    • Requests by a third person to have a University faculty member, staff member or student perform non-research-related and technical services, using University-owned facilities or equipment, on a limited basis, for the sole or principal benefit of the third person, can be an example of a Provision of Services Arrangement.

    Fee for service arrangements may exist for scientific, or research-oriented, activities, or for professional consulting in the fields of business, education, and community service.  Scientific/research-oriented agreements will typically be considered fee-for-service when the following conditions exists:

    1. The facilities or equipment, or the services to be performed, is commonly available to the public or readily available from a private entity provider. The facilities or equipment must be provided at a predetermined, fixed price (e.g., hourly or daily rate to use the facility or equipment, or to perform the specialized services).
    2. The service does not involve any intellectual contribution from University faculty, staff, or students (e.g., no design advice, no analysis of data or results).  The proposed payor designs and defines the project without contribution from University faculty, staff, or students.
    3. No intellectual property or new knowledge is anticipated to result from the activity or service.
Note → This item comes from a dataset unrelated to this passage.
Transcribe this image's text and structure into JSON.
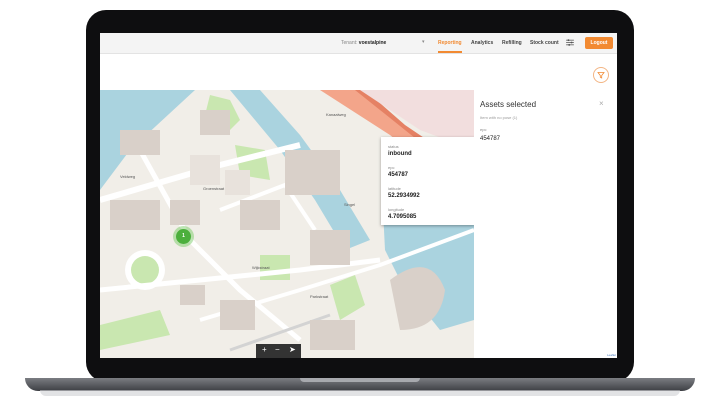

The project does not involve the exploration or testing of a hypothesis with an outcome that is unknown at the beginning of the project.
    4. No publications are anticipated and there is no intent to publish.
    5. It is not anticipated that the University will subcontract any portion of the services to an outside party.

    A project that requires the academic expertise or unique, specialized skills of University faculty, staff, or students, that is not professional consulting in the fields of business, education, or community service is a sponsored program, and not a sales or service activity, and is subject to all of the sponsored program policies.

  2. All proposed new sales and service activities must be reviewed by the Office of the Comptroller for possible unrelated business taxable income (UBTI) considerations and, for Facilities or Equipment Use arrangements, possible sales and use tax.

  3. Accounting for sales and service activity will be in accordance with the AICPA Audit Guide for Colleges and Universities.

  4. Sale and service activity that is transacted on credit cards is subject policy 2006 – Credit Card Sales PCI Compliance.

  5. All Fee for Service activity should be documented with a contract or other documentation acceptable to the Office of Research Services or and Office of the General Counsel.

  6. Proper financial management of sales and service activities is the responsibility of the school/department’s dean or director.

  7. The responsible dean or director must ensure that the approved purpose for which the sales or service activity was organized is maintained. Any significant deviation from the original purpose must be approved by the Senior Planning Group.

  8. Separate accounting records must be maintained for each unique sales and services activity.

  9. Deans and directors of responsibility centers are required to report annually to the Office of the Comptroller the nature of any sales and services activity so that a proper determination of UBTI exposure can be performed.